Publisher: SAE
Institution: TNO Wegtransportmiddelen
Source:2004 SAE World Congress, 8-11 March 2004, Detroit, MI, USA
Identifier: 362155
Article number: SAE paper 2004-01-1629
Keywords: Virtual testing · Injuries · Driver oop scenarios · Airbag deployment · Airbag inflation · Base models · CPU time · Dummy models · Geometrical effect · Human injury · Human Model · Injury assessment · Injury risk · Level of detail · Modeling technique · Neck injury · Occupant response · Rebound phase · Steering wheel · Virtual testing · Technology · Computer simulation


This study investigates the relevance of certain parameters for virtual testing of the driver's side OOP problem and attempts to answer the following questions: Which level of detail is needed in the airbag models to assess occupants' injury values for OOP scenarios? What is the influence of the airbag cover on the occupant response for OOP situations and how to accurately model the airbag cover? Are current dummy models suitable to assess the localized human injuries and/or is it beneficial to include human models for injury assessment? The combined multibody-FE code MADYMO was used. A virtual set-up of a folded driver airbag including cover, steering wheel and a simple seat forms the base model. Occupants were positioned according to the two OOP driver positions defined in FMVSS 208, i.e. chin on module to maximize neck injury risk and chest on module to maximize chest injury risk. The 5th percentile Hybrid III. dummy model as well as the 5th percentile human model were used and different airbag inflation and cover modeling techniques were investigated.

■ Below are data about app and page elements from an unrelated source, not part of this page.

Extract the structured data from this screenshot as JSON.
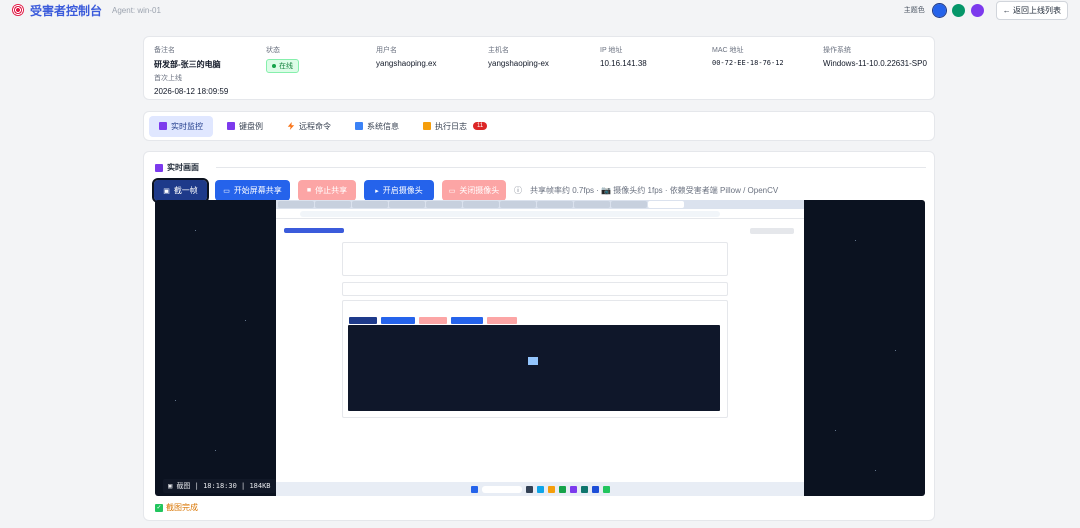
{
  "header": {
    "title": "受害者控制台",
    "agent": "Agent: win-01",
    "theme_label": "主题色",
    "theme_colors": [
      "#2563eb",
      "#059669",
      "#7c3aed"
    ],
    "back_label": "← 返回上线列表"
  },
  "info": {
    "remark": {
      "label": "备注名",
      "value": "研发部-张三的电脑"
    },
    "status": {
      "label": "状态",
      "value": "在线"
    },
    "username": {
      "label": "用户名",
      "value": "yangshaoping.ex"
    },
    "hostname": {
      "label": "主机名",
      "value": "yangshaoping-ex"
    },
    "ip": {
      "label": "IP 地址",
      "value": "10.16.141.38"
    },
    "mac": {
      "label": "MAC 地址",
      "value": "00-72-EE-18-76-12"
    },
    "os": {
      "label": "操作系统",
      "value": "Windows-11-10.0.22631-SP0"
    },
    "first": {
      "label": "首次上线",
      "value": "2026-08-12 18:09:59"
    }
  },
  "tabs": [
    {
      "label": "实时监控",
      "icon": "monitor-icon",
      "color": "#7c3aed"
    },
    {
      "label": "键盘例",
      "icon": "keyboard-icon",
      "color": "#7c3aed"
    },
    {
      "label": "远程命令",
      "icon": "bolt-icon",
      "color": "#f97316"
    },
    {
      "label": "系统信息",
      "icon": "info-icon",
      "color": "#3b82f6"
    },
    {
      "label": "执行日志",
      "icon": "log-icon",
      "color": "#f59e0b",
      "count": "11"
    }
  ],
  "live": {
    "section_title": "实时画面",
    "buttons": {
      "capture": "截一帧",
      "start_share": "开始屏幕共享",
      "stop_share": "停止共享",
      "open_cam": "开启摄像头",
      "close_cam": "关闭摄像头"
    },
    "note": "共享帧率约 0.7fps · 📷 摄像头约 1fps · 依赖受害者端 Pillow / OpenCV",
    "overlay": "截图 | 18:18:30 | 184KB",
    "done": "截图完成"
  }
}
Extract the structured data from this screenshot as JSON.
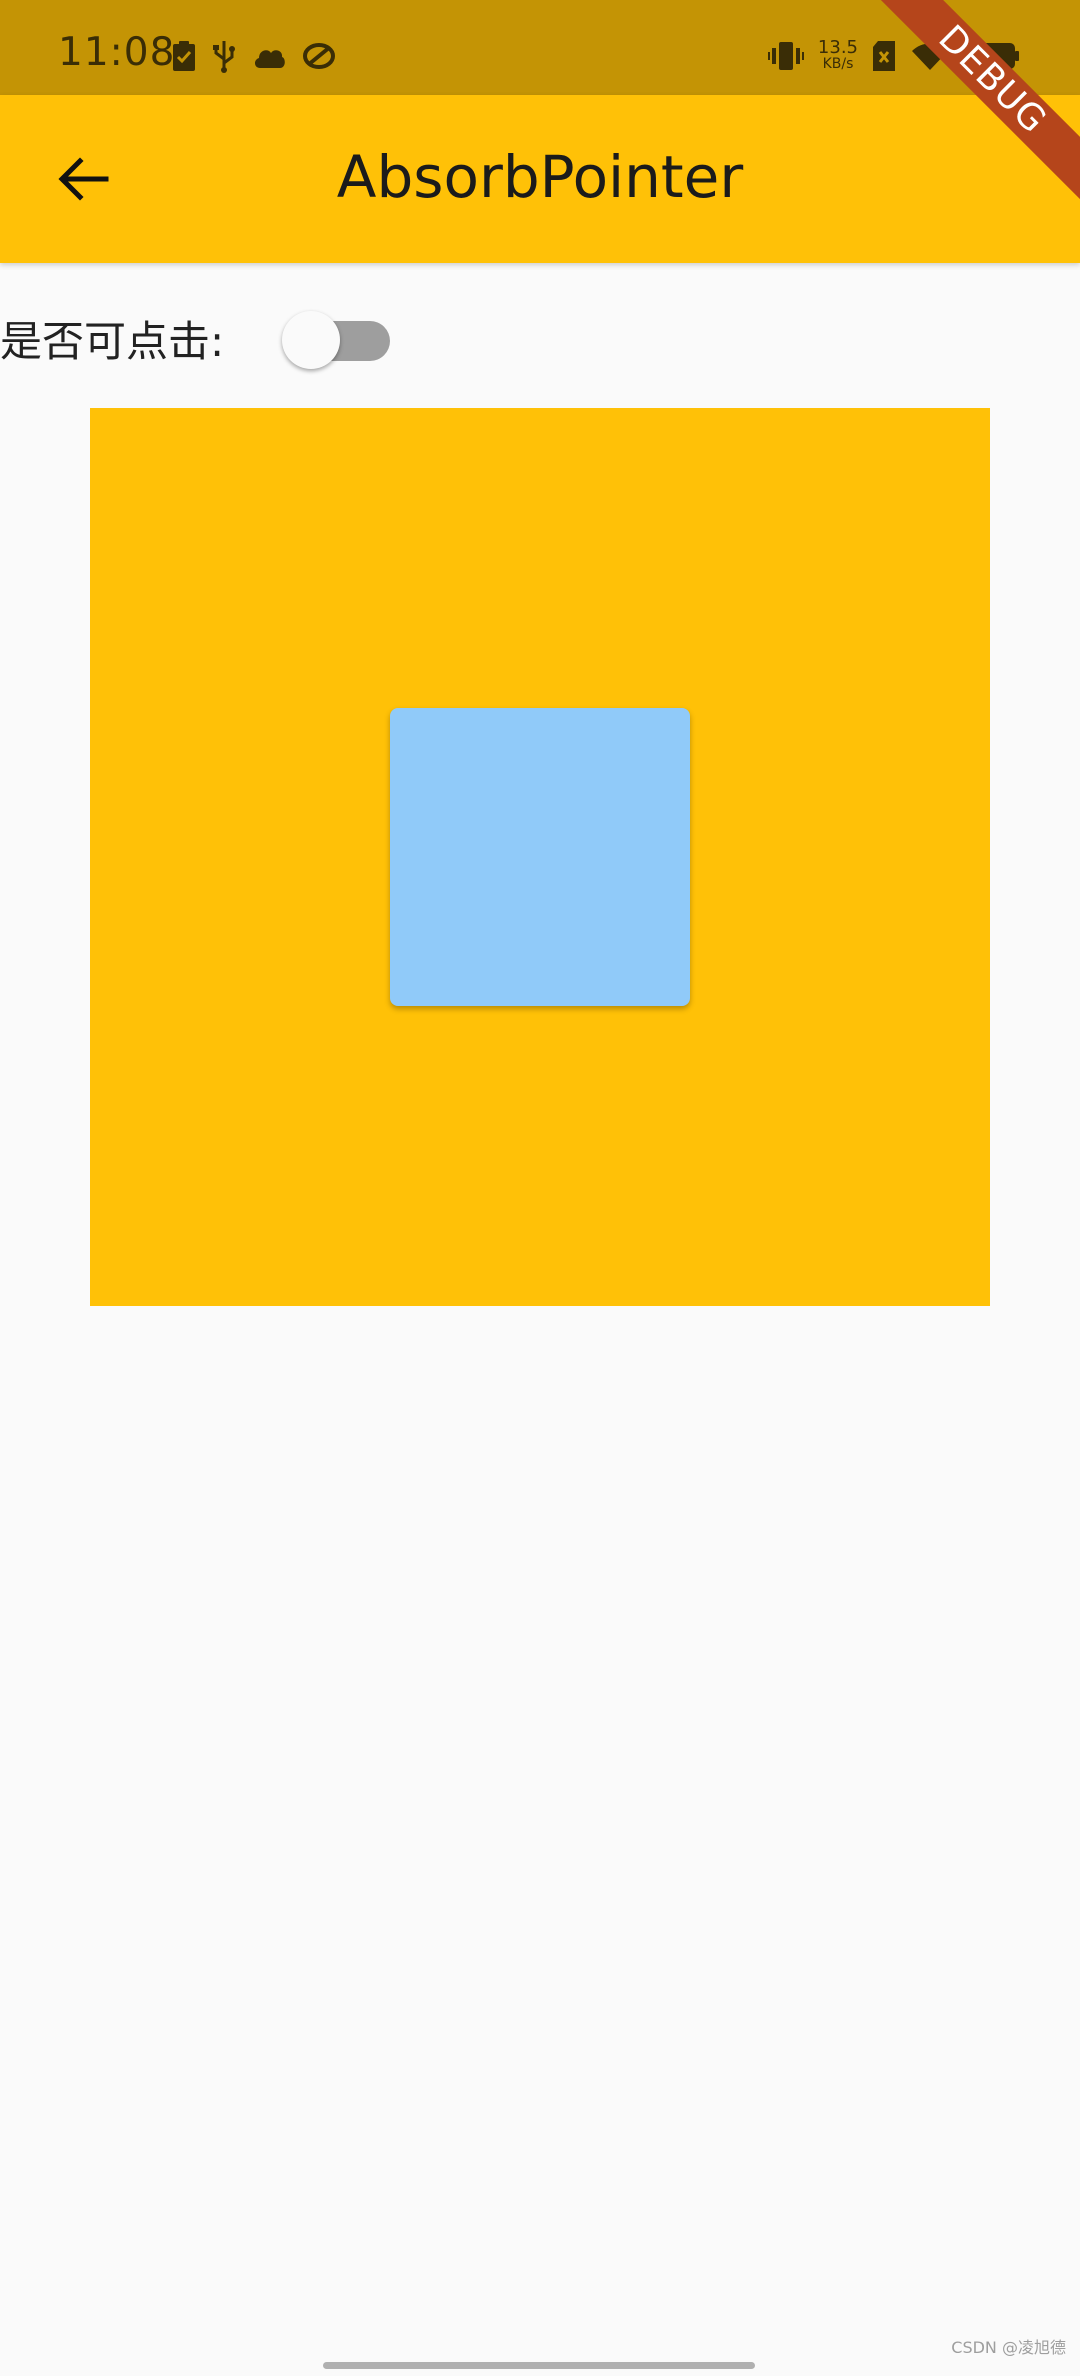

Attention was focussed on analyses of the injury values obtained from the simulations of the different situations (with / without cover, use of gasflow, human / dummy model). From this study, it is concluded that it is important to take into account the geometrical effects of the airbag cover on airbag deployment and hence injury generation in OOP simulations. Adding a gasflow description to the airbag deployment simulation resulted in differences in the early deployment phase. If the dummy's injuries are determined in this phase (dependent of scenario), gasflow contributes to improved airbag modeling at the cost of higher CPU times. From the human model simulations, it is concluded that for this specific scenario, using dummy models could lead to underestimation of human injuries in the chest region, in contrast to overestimation of the head acceleration and the neck loads in the rebound phase. Therefore, human models could provide additional value compared to dummy models. Copyright © 2004 TNO-Automotive.